The reported voltage changes from 3 decimal places to 2 decimal places at 4.5V.  Based on the software manual suggesting calibrating above and below this voltage, I’d guess the hardware is shifting ranges here.

Above 10V, the on-unit display shows only one decimal place, but the software shows two.  Making me happy, it rounds properly - if the software shows 10.46V, the display on the unit will show 10.5V (I’ve seen others that truncate).

Depending on your calibration, you may end up with somewhat less than 5A maximum current - after I calibrated, the maximum current I could pass was 4.73A - but it was an honest 4.73A, which is what it had been passing originally when reporting 5A out of the box.

Final Thoughts

I started this blog with a few battery testers, and they’ve gotten steadily better over the past few years.  This unit, paired with the USB serial interface, is incredibly capable, and once calibrated, the accuracy is as good as anything I could ask for in a $20 unit.

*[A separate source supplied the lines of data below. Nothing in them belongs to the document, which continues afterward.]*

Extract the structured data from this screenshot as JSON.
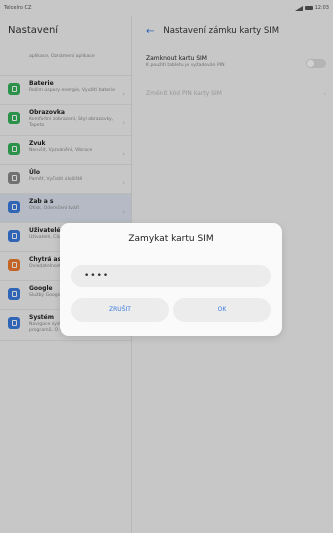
{
  "status_bar": {
    "carrier": "Telcelro CZ",
    "time": "12:03"
  },
  "left_pane": {
    "title": "Nastavení",
    "items": [
      {
        "label": "",
        "desc": "aplikace, Oznámení aplikace",
        "icon": "apps-icon",
        "color": ""
      },
      {
        "label": "Baterie",
        "desc": "Režim úspory energie, Využití baterie",
        "icon": "battery-icon",
        "color": "#34b15a"
      },
      {
        "label": "Obrazovka",
        "desc": "Komfortní zobrazení, Styl obrazovky, Tapeta",
        "icon": "display-icon",
        "color": "#34b15a"
      },
      {
        "label": "Zvuk",
        "desc": "Nerušit, Vyzvánění, Vibrace",
        "icon": "sound-icon",
        "color": "#34b15a"
      },
      {
        "label": "Úlo",
        "desc": "Paměť, Vyčistit úložiště",
        "icon": "storage-icon",
        "color": "#8a8a8a"
      },
      {
        "label": "Zab a s",
        "desc": "Otisk, Odemčení tváří",
        "icon": "security-icon",
        "color": "#3a7be0"
      },
      {
        "label": "Uživatelé a účty",
        "desc": "Uživatelé, Cloud, Účty",
        "icon": "users-icon",
        "color": "#3a7be0"
      },
      {
        "label": "Chytrá asistence",
        "desc": "Ovladatelnost",
        "icon": "assistant-icon",
        "color": "#f07a2f"
      },
      {
        "label": "Google",
        "desc": "Služby Google",
        "icon": "google-icon",
        "color": "#3a7be0"
      },
      {
        "label": "Systém",
        "desc": "Navigace systému, Aktualizace programů, O tabletu, Jazyk a zadávání",
        "icon": "system-icon",
        "color": "#3a7be0"
      }
    ]
  },
  "right_pane": {
    "title": "Nastavení zámku karty SIM",
    "row1": {
      "label": "Zamknout kartu SIM",
      "desc": "K použití tabletu je vyžadován PIN"
    },
    "row2": {
      "label": "Změnit kód PIN karty SIM"
    }
  },
  "dialog": {
    "title": "Zamykat kartu SIM",
    "pin_value": "••••",
    "cancel_label": "ZRUŠIT",
    "ok_label": "OK"
  }
}
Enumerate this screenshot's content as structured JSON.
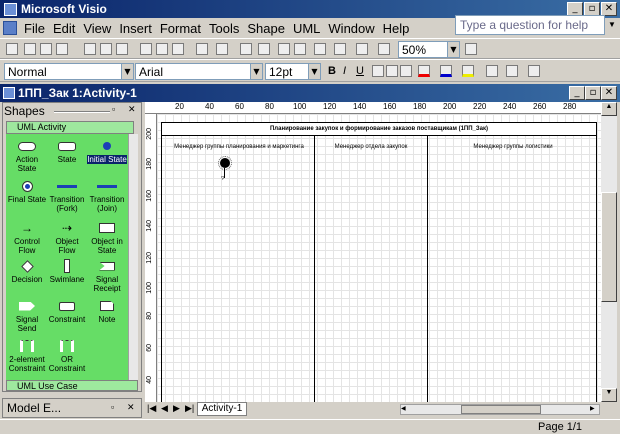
{
  "app": {
    "title": "Microsoft Visio"
  },
  "menu": [
    "File",
    "Edit",
    "View",
    "Insert",
    "Format",
    "Tools",
    "Shape",
    "UML",
    "Window",
    "Help"
  ],
  "help_box": {
    "placeholder": "Type a question for help"
  },
  "toolbar": {
    "zoom": "50%"
  },
  "format_bar": {
    "style": "Normal",
    "font": "Arial",
    "size": "12pt",
    "bold": "B",
    "italic": "I",
    "underline": "U"
  },
  "document": {
    "title": "1ПП_Зак 1:Activity-1"
  },
  "shapes_panel": {
    "title": "Shapes",
    "stencil": "UML Activity",
    "footer_stencil": "UML Use Case",
    "items": [
      {
        "label": "Action State",
        "icon": "action-state-icon"
      },
      {
        "label": "State",
        "icon": "state-icon"
      },
      {
        "label": "Initial State",
        "icon": "initial-state-icon"
      },
      {
        "label": "Final State",
        "icon": "final-state-icon"
      },
      {
        "label": "Transition (Fork)",
        "icon": "fork-icon"
      },
      {
        "label": "Transition (Join)",
        "icon": "join-icon"
      },
      {
        "label": "Control Flow",
        "icon": "control-flow-icon"
      },
      {
        "label": "Object Flow",
        "icon": "object-flow-icon"
      },
      {
        "label": "Object in State",
        "icon": "object-in-state-icon"
      },
      {
        "label": "Decision",
        "icon": "decision-icon"
      },
      {
        "label": "Swimlane",
        "icon": "swimlane-icon"
      },
      {
        "label": "Signal Receipt",
        "icon": "signal-receipt-icon"
      },
      {
        "label": "Signal Send",
        "icon": "signal-send-icon"
      },
      {
        "label": "Constraint",
        "icon": "constraint-icon"
      },
      {
        "label": "Note",
        "icon": "note-icon"
      },
      {
        "label": "2-element Constraint",
        "icon": "two-element-constraint-icon"
      },
      {
        "label": "OR Constraint",
        "icon": "or-constraint-icon"
      }
    ]
  },
  "model_explorer": {
    "title": "Model E..."
  },
  "diagram": {
    "header": "Планирование закупок и формирование заказов поставщикам (1ПП_Зак)",
    "lanes": [
      "Менеджер группы планирования и маркетинга",
      "Менеджер отдела закупок",
      "Менеджер группы логистики"
    ]
  },
  "rulers": {
    "h_ticks": [
      "20",
      "40",
      "60",
      "80",
      "100",
      "120",
      "140",
      "160",
      "180",
      "200",
      "220",
      "240",
      "260",
      "280"
    ],
    "v_ticks": [
      "200",
      "180",
      "160",
      "140",
      "120",
      "100",
      "80",
      "60",
      "40"
    ]
  },
  "page_tab": "Activity-1",
  "status": {
    "page": "Page 1/1"
  },
  "colors": {
    "stencil_bg": "#66dd66",
    "title_bar": "#0a246a"
  }
}
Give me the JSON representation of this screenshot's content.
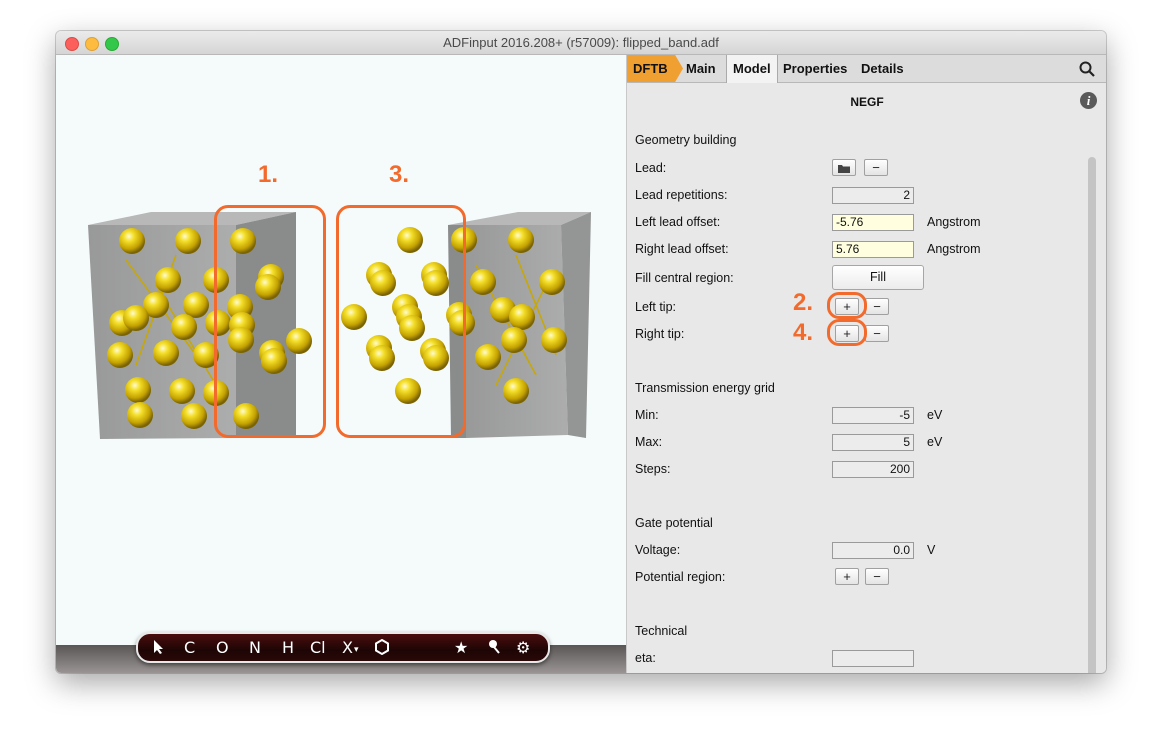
{
  "window": {
    "title": "ADFinput 2016.208+ (r57009): flipped_band.adf"
  },
  "tabs": [
    {
      "label": "DFTB"
    },
    {
      "label": "Main"
    },
    {
      "label": "Model"
    },
    {
      "label": "Properties"
    },
    {
      "label": "Details"
    }
  ],
  "panel": {
    "title": "NEGF",
    "geometry": {
      "heading": "Geometry building",
      "lead_label": "Lead:",
      "lead_repetitions_label": "Lead repetitions:",
      "lead_repetitions_value": "2",
      "left_offset_label": "Left lead offset:",
      "left_offset_value": "-5.76",
      "left_offset_unit": "Angstrom",
      "right_offset_label": "Right lead offset:",
      "right_offset_value": "5.76",
      "right_offset_unit": "Angstrom",
      "fill_label": "Fill central region:",
      "fill_button": "Fill",
      "left_tip_label": "Left tip:",
      "right_tip_label": "Right tip:"
    },
    "transmission": {
      "heading": "Transmission energy grid",
      "min_label": "Min:",
      "min_value": "-5",
      "min_unit": "eV",
      "max_label": "Max:",
      "max_value": "5",
      "max_unit": "eV",
      "steps_label": "Steps:",
      "steps_value": "200"
    },
    "gate": {
      "heading": "Gate potential",
      "voltage_label": "Voltage:",
      "voltage_value": "0.0",
      "voltage_unit": "V",
      "region_label": "Potential region:"
    },
    "technical": {
      "heading": "Technical",
      "eta_label": "eta:",
      "eta_value": ""
    }
  },
  "buttons": {
    "plus": "+",
    "minus": "−"
  },
  "toolbar": {
    "items": [
      "C",
      "O",
      "N",
      "H",
      "Cl",
      "X",
      "★",
      "⚙"
    ]
  },
  "annotations": [
    "1.",
    "2.",
    "3.",
    "4."
  ],
  "colors": {
    "annotation": "#f26b2c",
    "dftb_tab": "#f0a030",
    "atom": "#e8c400"
  }
}
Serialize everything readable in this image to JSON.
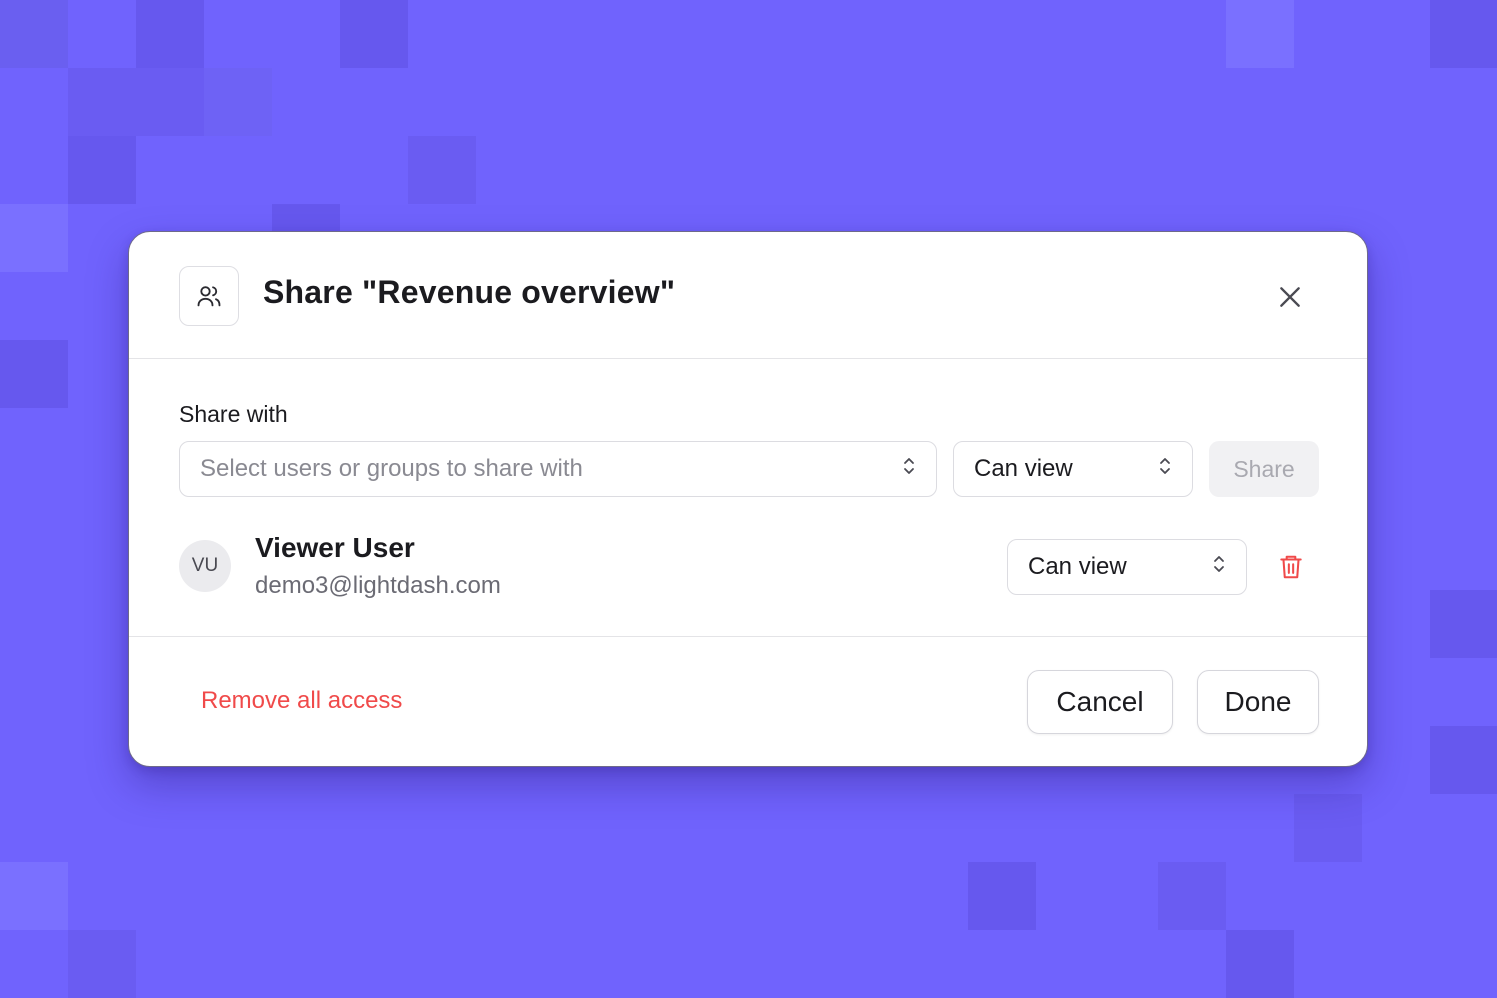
{
  "background": {
    "color": "#7063fd",
    "tile_colors": [
      "#6a5cf2",
      "#7a70ff",
      "#6658ee"
    ]
  },
  "modal": {
    "title": "Share \"Revenue overview\"",
    "header_icon": "users-icon",
    "close_icon": "close-icon"
  },
  "share_with": {
    "label": "Share with",
    "users_select_placeholder": "Select users or groups to share with",
    "permission_value": "Can view",
    "share_button": "Share"
  },
  "shared_users": [
    {
      "initials": "VU",
      "name": "Viewer User",
      "email": "demo3@lightdash.com",
      "permission": "Can view",
      "delete_icon": "trash-icon"
    }
  ],
  "footer": {
    "remove_all_label": "Remove all access",
    "cancel_label": "Cancel",
    "done_label": "Done"
  },
  "colors": {
    "danger": "#f04a4a",
    "text": "#1b1b1f",
    "muted": "#6b6b74"
  }
}
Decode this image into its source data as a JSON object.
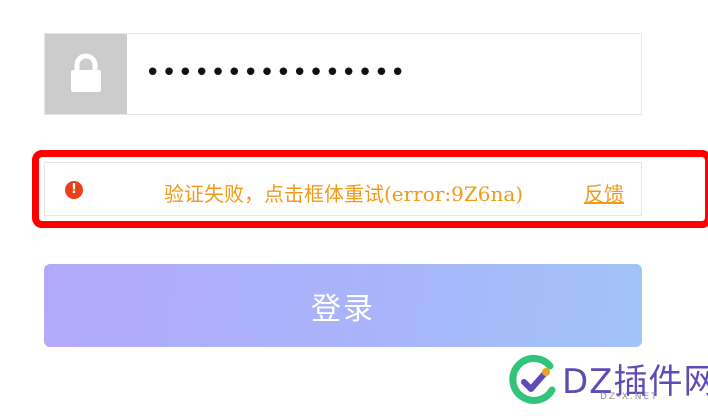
{
  "password_field": {
    "icon": "lock-icon",
    "value": "••••••••••••••••"
  },
  "captcha": {
    "icon": "exclamation-circle-icon",
    "message": "验证失败，点击框体重试(error:9Z6na)",
    "feedback_label": "反馈",
    "text_color": "#f09a1a",
    "highlight_color": "#ff0000"
  },
  "login_button": {
    "label": "登录"
  },
  "watermark": {
    "text": "DZ插件网",
    "sub": "DZ-X.NET"
  }
}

One of the huge things this unit offers compared to other testers is the 19.5V upper voltage limit.  You can test up to 4S lithium packs without trouble (useful for those with RC flying things), though the current is limited at that point.  You can still get solid amp-hour comparisons on packs over time, though, and the accuracy is great.

My only real complaint is the factory current calibration - it’s just really, really bad.  If you have a halfway tolerable multimeter, calibrate the unit first before you use it.  I wonder if there’s a market for selling pre-calibrated meters?

This gizmo having a serial protocol, the next obvious question is, “Have I reverse engineered it?”  And the answer, sadly, is “Not yet.”  I can tell you it’s 9600 8E1, and it’s easy to sniff the commands from Windows, but I haven’t had the time to sit down and reverse the protocol yet.  It doesn’t look hard, and I’ll probably do it at some point, but I can’t give any estimates.  If you feel like doing it, please, go for it, and let me know when you’re done!


Comments are handled on my Discourse forum - you'll need to create an account there to post comments.

If you've found this post useful, insightful, or informative, why not support me on Ko-fi? And if you'd like to be notified of new posts (I post every two weeks), you can follow my blog via email! Of course, if you like RSS, I support that too.